The Islamic State is a nasty problem that can be remedied if its neighbors, assisted by the United States, decide to do so. Vladimir Putin’s fascist revival is a crisis that tests the West’s capacity to decide.
Putin’s serial amputations of portions of Ukraine, which began with his fait accompli in Crimea, will proceed, and succeed, until his appetite is satiated. Then the real danger will begin.
Suppose Ukraine is merely his overture for the destruction of NATO, the nemesis of his Soviet memory. Then what might be his version of the Gleiwitz radio-station episode 75 years ago?
On the evening of August 31, 1939, Nazi SS personnel pretending to be Polish partisans seized the station, which was about four miles inside Germany (Gliwice is now in Poland), proclaiming that Poland was invading Germany to achieve “our just [territorial] claims,” and shot a German prisoner dressed in a stolen Polish uniform, giving Hitler his pretext for declaring war the next day.
Putin has discarded the minor inhibitions of what NATO calls his “hybrid war” — giving slightly surreptitious aid to Russian separatists; brazenly infiltrating Russian soldiers in unmarked uniforms. Russia has invaded Ukraine, although the Obama administration likes the semantic anesthesia of calling it an “incursion.” Putin does not pretend that it will be, like President Nixon’s 1970 “incursion” into Cambodia, temporary.
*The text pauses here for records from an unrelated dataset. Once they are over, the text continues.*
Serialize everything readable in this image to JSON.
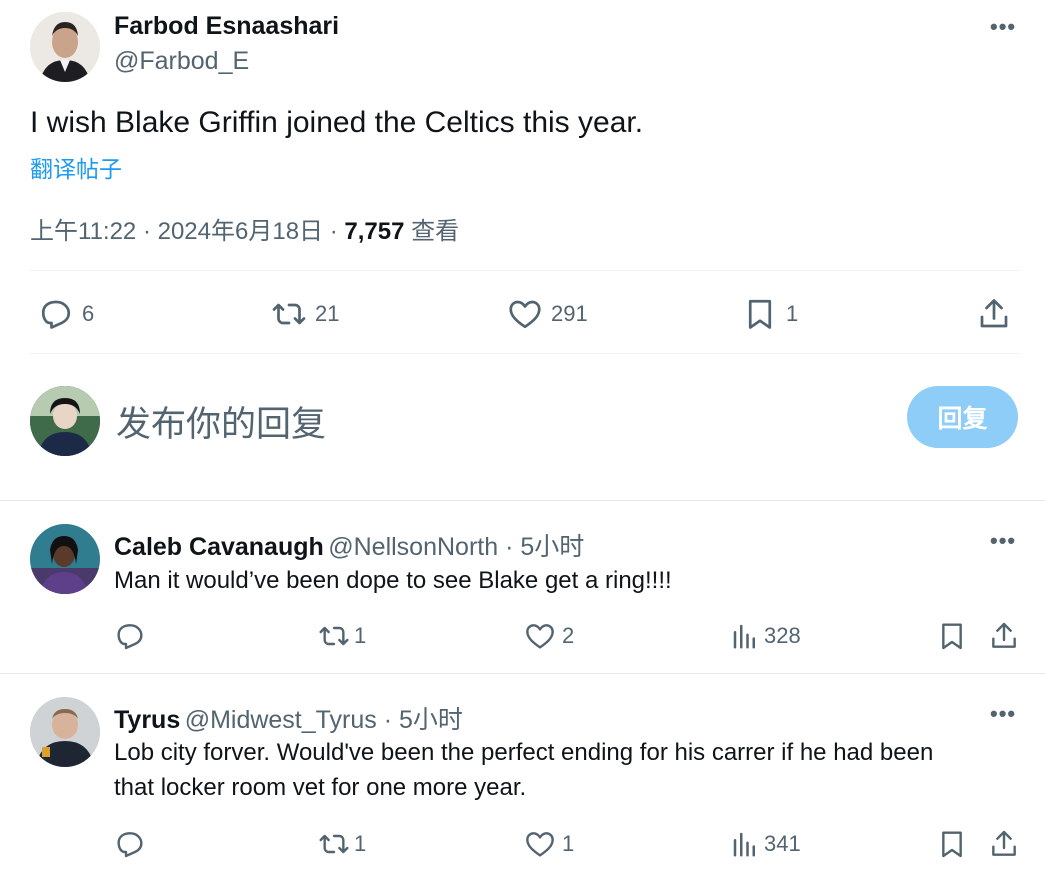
{
  "main_tweet": {
    "author_name": "Farbod Esnaashari",
    "author_handle": "@Farbod_E",
    "more": "•••",
    "text": "I wish Blake Griffin joined the Celtics this year.",
    "translate": "翻译帖子",
    "time": "上午11:22 · 2024年6月18日 · ",
    "views_count": "7,757",
    "views_label": " 查看",
    "actions": {
      "replies": "6",
      "retweets": "21",
      "likes": "291",
      "bookmarks": "1"
    }
  },
  "compose": {
    "placeholder": "发布你的回复",
    "button_label": "回复"
  },
  "replies": [
    {
      "name": "Caleb Cavanaugh",
      "handle": "@NellsonNorth · 5小时",
      "text": "Man it would’ve been dope to see Blake get a ring!!!!",
      "replies": "",
      "retweets": "1",
      "likes": "2",
      "views": "328"
    },
    {
      "name": "Tyrus",
      "handle": "@Midwest_Tyrus · 5小时",
      "text_line1": "Lob city forver. Would've been the perfect ending for his carrer if he had been",
      "text_line2": "that locker room vet for one more year.",
      "replies": "",
      "retweets": "1",
      "likes": "1",
      "views": "341"
    }
  ],
  "colors": {
    "primary_text": "#0f1419",
    "secondary_text": "#536471",
    "link": "#1d9bf0",
    "reply_button_disabled": "#8ecdf8",
    "divider": "#eff3f4"
  }
}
So, suppose Putin, reprising his Ukrainian success, orchestrates unrest among the Russian-speaking minorities in Latvia, Lithuania, or Estonia. Then, recycling Hitler’s words that his country “could not remain inactive,” Putin invades one of these NATO members. Either NATO invokes Article 5 — an attack on any member is an attack on all — or NATO disappears and the Soviet Union, NATO’s original raison d’être, is avenged.
Although no one more thoroughly detested Hitler’s regime that General Erwin Rommel served, Winston Churchill acknowledged in January 1942 in the House of Commons the talent of Britain’s enemy: “We have a very daring and skillful opponent against us, and, may I say across the havoc of war, a great general.” Putin is, the West should similarly acknowledge, more talented and dangerous than either Nikita Khrushchev or Leonid Brezhnev. Their truculence was not fueled by fury. Putin’s essence is anger. It is a smoldering amalgam of resentment (of Russia’s diminishment because of the Soviet Union’s collapse), revanchist ambitions (regarding formerly Soviet territories and spheres of influence), cultural loathing (for the pluralism of open societies), and ethnic chauvinism that presages “ethnic cleansing” of non-Russians from portions of Putin’s expanding Russia.
This is more than merely the fascist mind; its ethnic-cum-racial component makes it Hitlerian. Hence Putin is “unpredictable” only to those unfamiliar with the 1930s. Regarding the roles of resentment and vengeance, remember where Hitler insisted that France formally capitulate in 1940 — in the railroad carriage near the town of Compiègne, where Germany signed the 1918 armistice.
Since its emancipation by the Soviet Union’s demise, Ukraine has been ravaged by corruption that frays national sentiment, which even before this was a tenuous phenomenon. In The Long Shadow: The Legacies of the Great War in the Twentieth Century, David Reynolds of Cambridge University cites a British diplomat’s 1918 analysis:
Were one to ask the average peasant in the Ukraine his nationality, he would answer that he is Greek Orthodox; if pressed to say whether he is a Great Russian, a Pole, or an Ukrainian he would probably reply that he is a peasant; and if one insisted on knowing what language he spoke, he would say that he talked “the local tongue.”
Ukraine may be an ethnic casserole susceptible to diminishment by Putin’s ladle. But the Baltic States, by virtue of their NATO membership, are, regardless of their histories or sociologies, decisively different. And given Putin’s animus, nourished by his negligibly resisted success in Ukraine, he is more dangerous than the Islamic State.
This group is perhaps 20,000 fighters possessing some artillery and armor but no air force. It is an island of tenuously occupied territory in a sea of hostile regimes — those of Saudi Arabia, Jordan, Syria, Iran, Iraq, and Iraq’s Kurdish region, which has its own regime. These command approximately 2 million troops who, with ample air power, can pulverize the Islamic State whenever the regimes summon the will to do so.
U.S. participation in this should be conditional on the regional powers’ putting their militaries where their mouths (sometimes) are in the fight against radical Islamists. U.S. participation in defense of the Baltic States is unconditional.
— George Will is a Pulitzer Prize–winning syndicated columnist. © 2014 The Washington Post